Our Integrated Approach
In order to empower companies to not only make it through the difficult times ahead but also lead in the future, we want to present a path forward that integrates defensive AND offensive strategies, utilizing both the principles of capital efficiency and operator-crafted transformation. The Draper Venture Network’s Gold Star program utilizes the power of its global network of innovators and investors to help business leaders develop an integrative approach towards Transformation and Innovation. Similarly, the Movement Maker program empowers the operators within a company to move into Black Swan opportunities and catalyze movements that rewire established businesses for a future state. We feel that a truly integrated solution is necessary to reset and prepare business leaders for this next phase.
This memo is the first of four that delve into executing capital light, operator-led transformations. These programs are based on our work and research with hundreds of corporations over the past several decades.

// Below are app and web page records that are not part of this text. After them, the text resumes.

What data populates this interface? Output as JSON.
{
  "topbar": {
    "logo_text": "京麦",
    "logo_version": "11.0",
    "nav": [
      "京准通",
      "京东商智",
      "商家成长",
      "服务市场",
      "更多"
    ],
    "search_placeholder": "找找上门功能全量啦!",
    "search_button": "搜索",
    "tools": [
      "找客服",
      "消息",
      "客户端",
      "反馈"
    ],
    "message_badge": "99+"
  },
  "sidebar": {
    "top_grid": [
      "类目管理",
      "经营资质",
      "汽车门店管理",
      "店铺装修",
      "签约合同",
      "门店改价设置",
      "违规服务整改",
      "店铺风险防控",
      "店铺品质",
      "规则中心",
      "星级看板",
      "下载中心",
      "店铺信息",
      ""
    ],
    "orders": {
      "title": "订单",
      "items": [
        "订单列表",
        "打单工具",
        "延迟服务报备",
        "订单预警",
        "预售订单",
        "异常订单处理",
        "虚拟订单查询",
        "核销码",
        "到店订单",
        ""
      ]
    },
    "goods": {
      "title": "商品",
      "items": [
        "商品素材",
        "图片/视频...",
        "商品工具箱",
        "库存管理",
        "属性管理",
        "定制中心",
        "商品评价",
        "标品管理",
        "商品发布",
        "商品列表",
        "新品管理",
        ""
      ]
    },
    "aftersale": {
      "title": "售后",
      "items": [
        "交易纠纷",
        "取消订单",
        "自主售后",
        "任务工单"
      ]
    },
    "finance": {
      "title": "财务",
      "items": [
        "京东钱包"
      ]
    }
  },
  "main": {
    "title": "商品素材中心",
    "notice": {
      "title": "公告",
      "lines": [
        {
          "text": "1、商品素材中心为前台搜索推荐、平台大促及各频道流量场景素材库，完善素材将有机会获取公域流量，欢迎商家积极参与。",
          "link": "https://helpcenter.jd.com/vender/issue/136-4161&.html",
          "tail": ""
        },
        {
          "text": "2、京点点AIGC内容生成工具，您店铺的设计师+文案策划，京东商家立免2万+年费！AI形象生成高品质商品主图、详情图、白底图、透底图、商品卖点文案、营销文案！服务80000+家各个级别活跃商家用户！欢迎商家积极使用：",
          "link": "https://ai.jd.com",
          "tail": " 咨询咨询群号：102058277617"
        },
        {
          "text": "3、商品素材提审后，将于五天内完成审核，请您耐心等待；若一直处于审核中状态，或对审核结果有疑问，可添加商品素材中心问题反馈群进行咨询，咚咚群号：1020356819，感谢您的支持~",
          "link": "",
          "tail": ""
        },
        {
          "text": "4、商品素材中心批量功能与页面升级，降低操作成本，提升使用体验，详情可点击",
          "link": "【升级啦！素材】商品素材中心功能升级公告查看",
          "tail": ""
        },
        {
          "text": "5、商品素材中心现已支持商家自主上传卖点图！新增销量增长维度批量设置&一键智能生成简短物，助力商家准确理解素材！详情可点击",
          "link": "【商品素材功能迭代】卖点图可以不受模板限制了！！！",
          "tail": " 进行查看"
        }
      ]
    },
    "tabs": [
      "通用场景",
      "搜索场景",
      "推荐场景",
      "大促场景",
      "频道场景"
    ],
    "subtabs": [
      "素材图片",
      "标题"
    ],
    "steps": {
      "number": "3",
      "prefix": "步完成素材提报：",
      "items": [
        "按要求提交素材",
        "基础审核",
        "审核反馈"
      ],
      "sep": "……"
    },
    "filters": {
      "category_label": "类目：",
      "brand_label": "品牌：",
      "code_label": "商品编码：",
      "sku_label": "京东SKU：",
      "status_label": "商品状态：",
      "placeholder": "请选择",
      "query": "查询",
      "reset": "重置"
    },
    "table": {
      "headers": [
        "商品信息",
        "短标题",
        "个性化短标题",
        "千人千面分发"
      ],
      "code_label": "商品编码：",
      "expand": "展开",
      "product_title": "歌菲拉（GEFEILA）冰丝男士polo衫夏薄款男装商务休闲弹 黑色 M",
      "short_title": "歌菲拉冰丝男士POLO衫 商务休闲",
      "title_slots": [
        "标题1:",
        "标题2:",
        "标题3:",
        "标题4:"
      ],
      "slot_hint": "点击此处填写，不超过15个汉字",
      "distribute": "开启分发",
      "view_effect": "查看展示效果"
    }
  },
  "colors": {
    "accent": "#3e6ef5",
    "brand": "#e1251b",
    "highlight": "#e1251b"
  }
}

The time has come to redefine the “down cycle” fundamentals with a Black Swan Offensive playbook. As Steve Jobs said twenty years ago when Apple was struggling to find its footing after the dot-com crash:
“A lot of companies have chosen to (only) downsize, and maybe that was the right thing for them. We chose a different path.”
Sodan Selva is the Founder of Movementmaker.io and Managing Partner at Chia Ventures, Inc., based in Silicon Valley, which was founded in 2014 with the mission to crack the code on how established companies could successfully transform, innovate and repeatedly grow today, realizing classical wisdom of the 20th century could not keep up. After three years of R&D, testing, piloting, iterating with C-level transformationalists and learning from select cross-disciplinary Stanford University researchers, the Movement Maker program was launched. Sodan grew as an executive and operator, as the primary catalyst alongside C-suite leaders in the pursuit of innovation and transformation at public (Disney), private equity (Blackstone) and venture capital funded (USA, Europe) companies for over 25+ years. He works with business leaders at Fortune 500 and Fortune 1000 companies globally.
Sid Mofya is the Chief Operating Officer of the Draper Venture Network, where he oversees strategic partnerships between Fortune 500 companies and their 1000-strong portfolio of technology startups. The Draper Venture Network, started by Tim Draper in 1990, consists of 25 venture capital firms around the world that invest in leading early stage technology companies. Collectively, they are currently deploying $2 billion in assets and have a presence in over 60 cities globally. Sid’s experience prior to the Draper Venture Network, includes running strategic innovation programs in Europe and Africa at Shell, the UK Ministry of Justice and the Henry M Jackson Foundation. He has an MBA in Entrepreneurship from the Acton School of Business and a Bachelor in Chemical Process Engineering from the University of Sheffield.